═════ Source material
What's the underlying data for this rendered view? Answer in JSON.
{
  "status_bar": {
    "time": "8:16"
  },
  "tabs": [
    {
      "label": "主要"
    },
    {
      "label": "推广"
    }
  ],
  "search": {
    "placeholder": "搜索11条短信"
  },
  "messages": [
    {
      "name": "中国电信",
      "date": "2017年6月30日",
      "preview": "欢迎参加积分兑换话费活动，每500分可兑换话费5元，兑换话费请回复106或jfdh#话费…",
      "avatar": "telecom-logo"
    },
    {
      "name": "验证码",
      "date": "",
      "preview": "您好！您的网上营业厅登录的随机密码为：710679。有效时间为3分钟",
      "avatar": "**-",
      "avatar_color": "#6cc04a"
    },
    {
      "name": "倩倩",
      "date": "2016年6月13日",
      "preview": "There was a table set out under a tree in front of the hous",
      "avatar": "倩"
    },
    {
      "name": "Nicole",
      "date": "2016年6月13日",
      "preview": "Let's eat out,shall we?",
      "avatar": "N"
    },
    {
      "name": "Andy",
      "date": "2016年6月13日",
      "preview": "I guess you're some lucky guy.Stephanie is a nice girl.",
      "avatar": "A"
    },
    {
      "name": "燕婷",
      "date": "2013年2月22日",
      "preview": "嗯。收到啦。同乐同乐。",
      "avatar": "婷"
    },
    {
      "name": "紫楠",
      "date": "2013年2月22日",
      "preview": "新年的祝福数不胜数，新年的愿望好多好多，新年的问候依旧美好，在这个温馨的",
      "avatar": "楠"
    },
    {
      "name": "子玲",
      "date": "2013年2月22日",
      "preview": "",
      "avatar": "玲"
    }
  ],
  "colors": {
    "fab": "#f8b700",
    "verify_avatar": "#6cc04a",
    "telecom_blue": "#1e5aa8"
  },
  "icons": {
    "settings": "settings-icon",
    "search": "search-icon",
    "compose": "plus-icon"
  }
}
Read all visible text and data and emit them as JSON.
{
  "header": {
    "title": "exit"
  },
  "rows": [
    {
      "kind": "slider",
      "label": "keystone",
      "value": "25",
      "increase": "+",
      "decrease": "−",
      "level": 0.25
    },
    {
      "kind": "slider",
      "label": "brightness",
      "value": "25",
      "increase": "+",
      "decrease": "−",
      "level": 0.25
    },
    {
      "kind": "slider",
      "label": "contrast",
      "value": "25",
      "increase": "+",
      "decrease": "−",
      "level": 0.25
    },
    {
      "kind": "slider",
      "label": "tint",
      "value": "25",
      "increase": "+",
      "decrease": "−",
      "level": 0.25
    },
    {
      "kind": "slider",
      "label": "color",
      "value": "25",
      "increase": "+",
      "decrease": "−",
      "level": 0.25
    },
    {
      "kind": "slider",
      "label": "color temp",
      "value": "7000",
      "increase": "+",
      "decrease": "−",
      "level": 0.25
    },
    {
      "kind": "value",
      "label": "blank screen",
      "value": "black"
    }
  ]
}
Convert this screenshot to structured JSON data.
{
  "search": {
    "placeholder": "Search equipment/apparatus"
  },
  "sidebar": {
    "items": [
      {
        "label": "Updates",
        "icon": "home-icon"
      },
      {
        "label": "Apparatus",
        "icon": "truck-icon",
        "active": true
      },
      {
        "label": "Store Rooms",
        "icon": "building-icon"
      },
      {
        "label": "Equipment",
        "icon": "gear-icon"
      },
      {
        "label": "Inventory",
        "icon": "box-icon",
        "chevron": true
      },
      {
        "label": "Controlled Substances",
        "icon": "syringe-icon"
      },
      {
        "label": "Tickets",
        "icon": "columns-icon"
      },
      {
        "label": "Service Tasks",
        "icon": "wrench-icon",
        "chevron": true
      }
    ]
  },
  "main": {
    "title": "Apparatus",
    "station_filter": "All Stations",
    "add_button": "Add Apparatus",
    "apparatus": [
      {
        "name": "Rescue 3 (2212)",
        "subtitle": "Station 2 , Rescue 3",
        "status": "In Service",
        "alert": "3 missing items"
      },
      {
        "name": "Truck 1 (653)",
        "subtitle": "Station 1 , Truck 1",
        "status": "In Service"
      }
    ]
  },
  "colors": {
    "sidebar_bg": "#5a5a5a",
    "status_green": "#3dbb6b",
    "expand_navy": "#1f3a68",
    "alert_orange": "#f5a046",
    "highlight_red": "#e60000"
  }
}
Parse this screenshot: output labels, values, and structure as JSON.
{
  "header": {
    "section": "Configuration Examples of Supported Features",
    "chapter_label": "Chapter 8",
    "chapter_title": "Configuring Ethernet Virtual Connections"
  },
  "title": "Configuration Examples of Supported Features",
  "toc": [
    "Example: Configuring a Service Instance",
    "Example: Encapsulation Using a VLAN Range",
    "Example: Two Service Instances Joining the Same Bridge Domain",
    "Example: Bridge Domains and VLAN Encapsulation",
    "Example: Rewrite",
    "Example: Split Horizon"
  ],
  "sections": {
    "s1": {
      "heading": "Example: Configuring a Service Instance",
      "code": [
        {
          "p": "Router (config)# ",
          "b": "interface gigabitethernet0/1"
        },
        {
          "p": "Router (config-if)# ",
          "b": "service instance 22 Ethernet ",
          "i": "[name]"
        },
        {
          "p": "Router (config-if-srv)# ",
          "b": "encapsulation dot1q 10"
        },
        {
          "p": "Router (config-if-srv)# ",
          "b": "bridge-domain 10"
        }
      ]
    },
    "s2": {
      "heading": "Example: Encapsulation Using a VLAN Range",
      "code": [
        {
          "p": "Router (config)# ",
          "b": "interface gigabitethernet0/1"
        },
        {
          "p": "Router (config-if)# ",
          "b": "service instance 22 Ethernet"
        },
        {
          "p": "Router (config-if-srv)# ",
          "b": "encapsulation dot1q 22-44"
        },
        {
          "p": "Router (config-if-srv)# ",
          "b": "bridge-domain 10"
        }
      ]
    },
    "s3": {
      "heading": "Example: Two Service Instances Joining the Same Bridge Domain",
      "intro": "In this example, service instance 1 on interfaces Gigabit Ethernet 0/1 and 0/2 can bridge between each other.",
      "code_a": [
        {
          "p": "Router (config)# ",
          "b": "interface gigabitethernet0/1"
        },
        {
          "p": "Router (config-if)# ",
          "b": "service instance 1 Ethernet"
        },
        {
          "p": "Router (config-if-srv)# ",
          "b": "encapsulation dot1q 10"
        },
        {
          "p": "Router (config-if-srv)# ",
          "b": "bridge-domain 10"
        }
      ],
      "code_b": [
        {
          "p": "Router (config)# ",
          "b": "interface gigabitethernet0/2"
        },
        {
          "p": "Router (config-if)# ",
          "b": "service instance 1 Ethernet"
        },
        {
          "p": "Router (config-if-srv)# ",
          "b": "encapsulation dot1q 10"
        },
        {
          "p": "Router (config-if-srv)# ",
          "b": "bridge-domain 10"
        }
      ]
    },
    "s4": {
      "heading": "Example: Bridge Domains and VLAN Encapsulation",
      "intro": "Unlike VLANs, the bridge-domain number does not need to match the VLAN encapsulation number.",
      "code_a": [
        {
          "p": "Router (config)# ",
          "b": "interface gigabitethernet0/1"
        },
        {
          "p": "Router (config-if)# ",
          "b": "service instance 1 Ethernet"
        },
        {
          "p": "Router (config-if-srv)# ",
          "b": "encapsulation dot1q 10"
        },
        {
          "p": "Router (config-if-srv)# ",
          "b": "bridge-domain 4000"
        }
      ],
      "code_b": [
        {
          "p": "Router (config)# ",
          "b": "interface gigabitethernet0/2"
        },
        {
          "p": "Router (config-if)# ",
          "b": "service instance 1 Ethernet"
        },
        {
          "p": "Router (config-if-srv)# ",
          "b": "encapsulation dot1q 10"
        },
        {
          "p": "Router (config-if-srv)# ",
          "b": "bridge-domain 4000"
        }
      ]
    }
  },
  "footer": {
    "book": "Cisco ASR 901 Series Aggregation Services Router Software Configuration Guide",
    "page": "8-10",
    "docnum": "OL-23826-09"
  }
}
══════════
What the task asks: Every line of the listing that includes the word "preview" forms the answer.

Finished task:
      "preview": "欢迎参加积分兑换话费活动，每500分可兑换话费5元，兑换话费请回复106或jfdh#话费…",
      "preview": "您好！您的网上营业厅登录的随机密码为：710679。有效时间为3分钟",
      "preview": "There was a table set out under a tree in front of the hous",
      "preview": "Let's eat out,shall we?",
      "preview": "I guess you're some lucky guy.Stephanie is a nice girl.",
      "preview": "嗯。收到啦。同乐同乐。",
      "preview": "新年的祝福数不胜数，新年的愿望好多好多，新年的问候依旧美好，在这个温馨的",
      "preview": "",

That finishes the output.